▸ **What you will do**
If an entry holds a picture, leave the picture out and output everything else exactly.

▸ **Given information**
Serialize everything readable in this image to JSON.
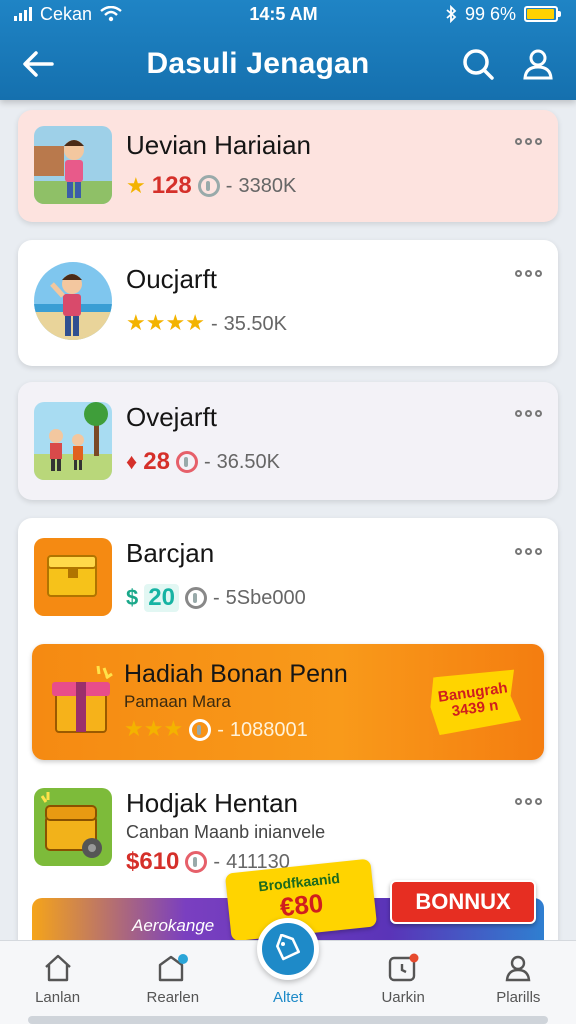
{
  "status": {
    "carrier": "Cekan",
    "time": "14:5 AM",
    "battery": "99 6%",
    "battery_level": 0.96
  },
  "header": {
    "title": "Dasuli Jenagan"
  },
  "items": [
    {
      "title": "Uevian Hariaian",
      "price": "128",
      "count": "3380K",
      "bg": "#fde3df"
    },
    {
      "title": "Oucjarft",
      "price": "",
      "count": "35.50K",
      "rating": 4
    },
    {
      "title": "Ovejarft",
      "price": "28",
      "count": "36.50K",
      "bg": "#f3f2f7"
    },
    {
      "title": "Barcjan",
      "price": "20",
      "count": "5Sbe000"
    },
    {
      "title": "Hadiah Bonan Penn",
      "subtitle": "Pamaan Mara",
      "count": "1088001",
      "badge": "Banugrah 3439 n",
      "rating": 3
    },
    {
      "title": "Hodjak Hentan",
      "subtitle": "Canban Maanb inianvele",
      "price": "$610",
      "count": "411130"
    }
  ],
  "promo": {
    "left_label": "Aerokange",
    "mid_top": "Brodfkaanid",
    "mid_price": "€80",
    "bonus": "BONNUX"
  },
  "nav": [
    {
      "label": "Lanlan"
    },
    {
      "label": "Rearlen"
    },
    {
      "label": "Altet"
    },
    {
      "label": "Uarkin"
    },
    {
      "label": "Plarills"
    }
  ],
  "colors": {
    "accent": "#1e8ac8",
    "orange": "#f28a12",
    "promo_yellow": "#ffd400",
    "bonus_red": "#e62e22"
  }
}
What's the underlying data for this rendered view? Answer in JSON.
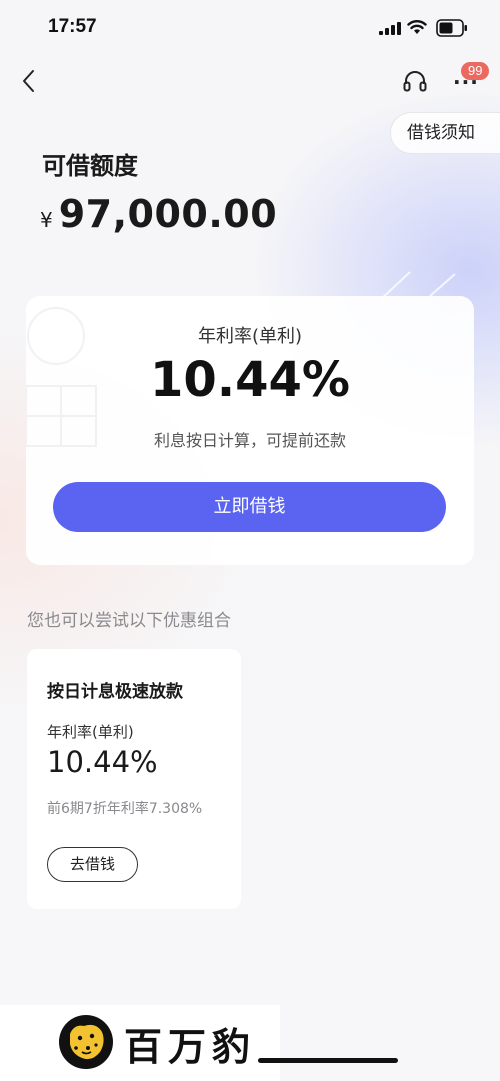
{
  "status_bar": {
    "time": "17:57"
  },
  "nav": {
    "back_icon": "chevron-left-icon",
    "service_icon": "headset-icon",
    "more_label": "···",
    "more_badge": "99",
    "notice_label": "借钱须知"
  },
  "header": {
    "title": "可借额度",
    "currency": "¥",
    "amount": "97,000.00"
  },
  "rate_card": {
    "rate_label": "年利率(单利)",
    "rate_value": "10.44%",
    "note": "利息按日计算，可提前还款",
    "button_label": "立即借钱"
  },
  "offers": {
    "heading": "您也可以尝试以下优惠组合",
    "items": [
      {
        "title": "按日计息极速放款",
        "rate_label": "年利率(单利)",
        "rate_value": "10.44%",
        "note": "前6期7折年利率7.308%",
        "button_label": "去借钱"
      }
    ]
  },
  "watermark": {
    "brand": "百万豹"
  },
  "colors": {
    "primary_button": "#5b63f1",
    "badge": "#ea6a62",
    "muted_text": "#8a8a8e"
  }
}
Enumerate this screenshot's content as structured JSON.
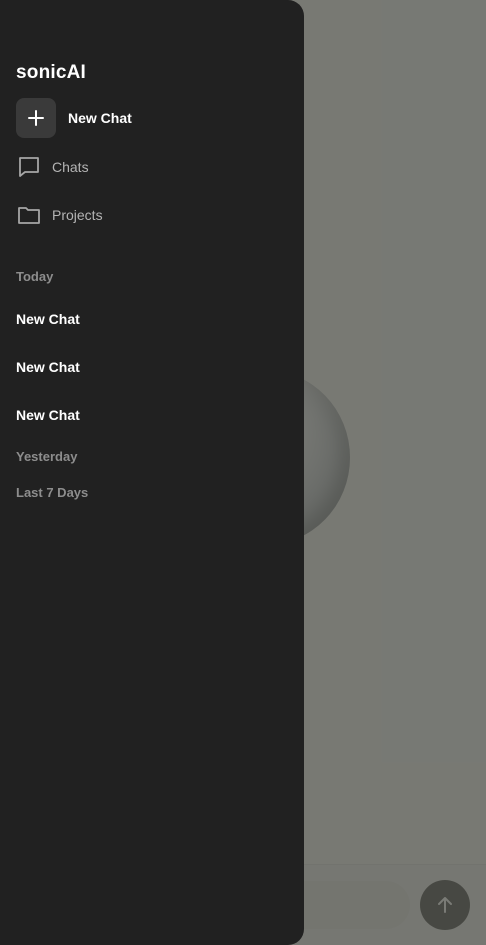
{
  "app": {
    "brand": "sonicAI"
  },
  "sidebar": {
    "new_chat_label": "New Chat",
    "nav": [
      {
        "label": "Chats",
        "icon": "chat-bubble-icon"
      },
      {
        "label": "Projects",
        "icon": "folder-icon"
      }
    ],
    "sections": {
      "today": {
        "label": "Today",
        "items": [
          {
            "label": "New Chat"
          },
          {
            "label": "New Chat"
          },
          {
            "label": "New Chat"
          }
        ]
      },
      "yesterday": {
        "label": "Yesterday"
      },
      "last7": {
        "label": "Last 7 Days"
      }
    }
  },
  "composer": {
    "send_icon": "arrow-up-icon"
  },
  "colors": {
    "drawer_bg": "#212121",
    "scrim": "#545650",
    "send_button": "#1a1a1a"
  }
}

▸ **Exercise answer**
Serialize everything readable in this image to JSON.
{
  "status": {
    "carrier": "Cekan",
    "time": "14:5 AM",
    "battery": "99 6%",
    "battery_level": 0.96
  },
  "header": {
    "title": "Dasuli Jenagan"
  },
  "items": [
    {
      "title": "Uevian Hariaian",
      "price": "128",
      "count": "3380K",
      "bg": "#fde3df"
    },
    {
      "title": "Oucjarft",
      "price": "",
      "count": "35.50K",
      "rating": 4
    },
    {
      "title": "Ovejarft",
      "price": "28",
      "count": "36.50K",
      "bg": "#f3f2f7"
    },
    {
      "title": "Barcjan",
      "price": "20",
      "count": "5Sbe000"
    },
    {
      "title": "Hadiah Bonan Penn",
      "subtitle": "Pamaan Mara",
      "count": "1088001",
      "badge": "Banugrah 3439 n",
      "rating": 3
    },
    {
      "title": "Hodjak Hentan",
      "subtitle": "Canban Maanb inianvele",
      "price": "$610",
      "count": "411130"
    }
  ],
  "promo": {
    "left_label": "Aerokange",
    "mid_top": "Brodfkaanid",
    "mid_price": "€80",
    "bonus": "BONNUX"
  },
  "nav": [
    {
      "label": "Lanlan"
    },
    {
      "label": "Rearlen"
    },
    {
      "label": "Altet"
    },
    {
      "label": "Uarkin"
    },
    {
      "label": "Plarills"
    }
  ],
  "colors": {
    "accent": "#1e8ac8",
    "orange": "#f28a12",
    "promo_yellow": "#ffd400",
    "bonus_red": "#e62e22"
  }
}
What's the underlying data for this rendered view? Answer in JSON.
{
  "status_bar": {
    "time": "17:57"
  },
  "nav": {
    "back_icon": "chevron-left-icon",
    "service_icon": "headset-icon",
    "more_label": "···",
    "more_badge": "99",
    "notice_label": "借钱须知"
  },
  "header": {
    "title": "可借额度",
    "currency": "¥",
    "amount": "97,000.00"
  },
  "rate_card": {
    "rate_label": "年利率(单利)",
    "rate_value": "10.44%",
    "note": "利息按日计算，可提前还款",
    "button_label": "立即借钱"
  },
  "offers": {
    "heading": "您也可以尝试以下优惠组合",
    "items": [
      {
        "title": "按日计息极速放款",
        "rate_label": "年利率(单利)",
        "rate_value": "10.44%",
        "note": "前6期7折年利率7.308%",
        "button_label": "去借钱"
      }
    ]
  },
  "watermark": {
    "brand": "百万豹"
  },
  "colors": {
    "primary_button": "#5b63f1",
    "badge": "#ea6a62",
    "muted_text": "#8a8a8e"
  }
}
Enumerate this screenshot's content as structured JSON.
{
  "app": {
    "brand": "sonicAI"
  },
  "sidebar": {
    "new_chat_label": "New Chat",
    "nav": [
      {
        "label": "Chats",
        "icon": "chat-bubble-icon"
      },
      {
        "label": "Projects",
        "icon": "folder-icon"
      }
    ],
    "sections": {
      "today": {
        "label": "Today",
        "items": [
          {
            "label": "New Chat"
          },
          {
            "label": "New Chat"
          },
          {
            "label": "New Chat"
          }
        ]
      },
      "yesterday": {
        "label": "Yesterday"
      },
      "last7": {
        "label": "Last 7 Days"
      }
    }
  },
  "composer": {
    "send_icon": "arrow-up-icon"
  },
  "colors": {
    "drawer_bg": "#212121",
    "scrim": "#545650",
    "send_button": "#1a1a1a"
  }
}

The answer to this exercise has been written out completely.